### Task requirements
What you return must be every line below that includes the word "state".

(Entries from a dataset of interfaces)
────────────────

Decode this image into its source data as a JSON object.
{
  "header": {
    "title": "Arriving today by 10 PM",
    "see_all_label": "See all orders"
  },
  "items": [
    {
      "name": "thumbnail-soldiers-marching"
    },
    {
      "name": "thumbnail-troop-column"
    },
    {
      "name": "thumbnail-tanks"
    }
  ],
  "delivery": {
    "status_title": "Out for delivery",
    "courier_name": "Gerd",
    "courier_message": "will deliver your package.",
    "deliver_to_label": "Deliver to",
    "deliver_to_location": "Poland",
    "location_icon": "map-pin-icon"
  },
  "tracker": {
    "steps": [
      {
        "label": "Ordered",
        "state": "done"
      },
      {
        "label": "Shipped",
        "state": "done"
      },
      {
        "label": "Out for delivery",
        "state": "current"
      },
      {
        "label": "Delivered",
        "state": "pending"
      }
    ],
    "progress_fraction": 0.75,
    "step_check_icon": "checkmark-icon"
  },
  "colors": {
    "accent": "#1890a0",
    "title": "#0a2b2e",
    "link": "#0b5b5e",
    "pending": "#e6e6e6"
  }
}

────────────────

### Response area
        "state": "done"
        "state": "done"
        "state": "current"
        "state": "pending"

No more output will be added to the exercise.